::: Input for this task
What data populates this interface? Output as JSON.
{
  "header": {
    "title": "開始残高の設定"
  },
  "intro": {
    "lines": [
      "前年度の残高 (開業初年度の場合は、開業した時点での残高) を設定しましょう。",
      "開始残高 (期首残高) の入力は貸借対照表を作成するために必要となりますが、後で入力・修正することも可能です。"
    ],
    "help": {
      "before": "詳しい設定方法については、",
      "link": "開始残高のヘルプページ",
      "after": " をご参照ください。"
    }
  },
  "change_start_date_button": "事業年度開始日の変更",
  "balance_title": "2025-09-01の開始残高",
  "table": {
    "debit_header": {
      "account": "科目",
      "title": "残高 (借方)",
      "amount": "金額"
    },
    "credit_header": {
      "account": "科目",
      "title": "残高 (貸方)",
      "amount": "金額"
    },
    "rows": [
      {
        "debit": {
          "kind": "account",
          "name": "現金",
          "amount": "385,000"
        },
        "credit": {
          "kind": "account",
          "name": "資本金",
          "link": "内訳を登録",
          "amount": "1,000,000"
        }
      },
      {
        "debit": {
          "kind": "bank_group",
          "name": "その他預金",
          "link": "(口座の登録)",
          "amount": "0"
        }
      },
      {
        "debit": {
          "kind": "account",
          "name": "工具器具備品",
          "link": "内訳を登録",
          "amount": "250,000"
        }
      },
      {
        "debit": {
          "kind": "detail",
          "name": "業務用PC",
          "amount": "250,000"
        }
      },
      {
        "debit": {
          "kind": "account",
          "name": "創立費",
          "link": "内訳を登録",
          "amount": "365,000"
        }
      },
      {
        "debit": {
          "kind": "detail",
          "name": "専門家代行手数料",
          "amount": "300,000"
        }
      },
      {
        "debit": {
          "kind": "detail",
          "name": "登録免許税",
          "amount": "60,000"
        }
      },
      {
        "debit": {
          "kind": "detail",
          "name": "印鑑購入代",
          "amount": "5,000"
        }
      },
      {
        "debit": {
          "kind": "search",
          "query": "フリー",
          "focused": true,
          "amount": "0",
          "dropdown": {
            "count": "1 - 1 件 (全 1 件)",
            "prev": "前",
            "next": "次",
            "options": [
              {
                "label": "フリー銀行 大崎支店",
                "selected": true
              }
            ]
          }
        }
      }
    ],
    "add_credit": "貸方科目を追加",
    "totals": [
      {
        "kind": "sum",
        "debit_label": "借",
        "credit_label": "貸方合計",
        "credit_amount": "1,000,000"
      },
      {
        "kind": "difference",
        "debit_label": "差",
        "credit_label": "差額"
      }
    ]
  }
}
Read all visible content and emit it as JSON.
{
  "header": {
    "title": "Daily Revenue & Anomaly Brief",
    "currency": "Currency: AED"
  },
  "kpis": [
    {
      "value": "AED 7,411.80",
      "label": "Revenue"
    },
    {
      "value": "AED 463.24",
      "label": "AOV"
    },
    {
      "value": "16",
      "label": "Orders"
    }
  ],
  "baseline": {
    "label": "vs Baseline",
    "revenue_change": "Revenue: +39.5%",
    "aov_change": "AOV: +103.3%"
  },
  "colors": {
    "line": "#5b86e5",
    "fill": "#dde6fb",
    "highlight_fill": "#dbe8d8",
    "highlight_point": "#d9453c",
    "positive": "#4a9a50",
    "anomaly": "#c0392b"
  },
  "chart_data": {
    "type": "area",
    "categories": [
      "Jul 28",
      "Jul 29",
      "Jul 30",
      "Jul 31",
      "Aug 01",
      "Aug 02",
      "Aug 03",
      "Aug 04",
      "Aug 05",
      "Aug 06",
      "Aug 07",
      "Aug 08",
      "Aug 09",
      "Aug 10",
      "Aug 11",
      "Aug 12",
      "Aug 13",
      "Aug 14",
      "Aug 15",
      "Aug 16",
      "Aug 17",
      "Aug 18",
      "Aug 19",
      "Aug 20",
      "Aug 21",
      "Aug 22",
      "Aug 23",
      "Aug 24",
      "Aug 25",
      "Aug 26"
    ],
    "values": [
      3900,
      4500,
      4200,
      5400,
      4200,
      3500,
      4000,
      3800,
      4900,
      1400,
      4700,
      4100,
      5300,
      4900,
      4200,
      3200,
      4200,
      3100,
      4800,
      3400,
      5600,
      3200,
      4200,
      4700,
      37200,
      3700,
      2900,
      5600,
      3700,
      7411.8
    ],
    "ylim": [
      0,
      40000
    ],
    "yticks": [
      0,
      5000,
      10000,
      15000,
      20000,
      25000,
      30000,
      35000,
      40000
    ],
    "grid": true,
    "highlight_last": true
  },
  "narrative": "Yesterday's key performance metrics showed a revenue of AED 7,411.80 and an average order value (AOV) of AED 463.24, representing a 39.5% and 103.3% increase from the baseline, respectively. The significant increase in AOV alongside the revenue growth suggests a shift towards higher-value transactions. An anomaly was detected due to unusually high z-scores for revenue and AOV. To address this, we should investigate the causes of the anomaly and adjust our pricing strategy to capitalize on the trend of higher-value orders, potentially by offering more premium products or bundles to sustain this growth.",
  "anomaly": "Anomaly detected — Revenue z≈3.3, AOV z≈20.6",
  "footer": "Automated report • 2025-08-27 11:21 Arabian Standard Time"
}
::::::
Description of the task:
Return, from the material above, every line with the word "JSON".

Output below:
What data populates this interface? Output as JSON.
Read all visible content and emit it as JSON.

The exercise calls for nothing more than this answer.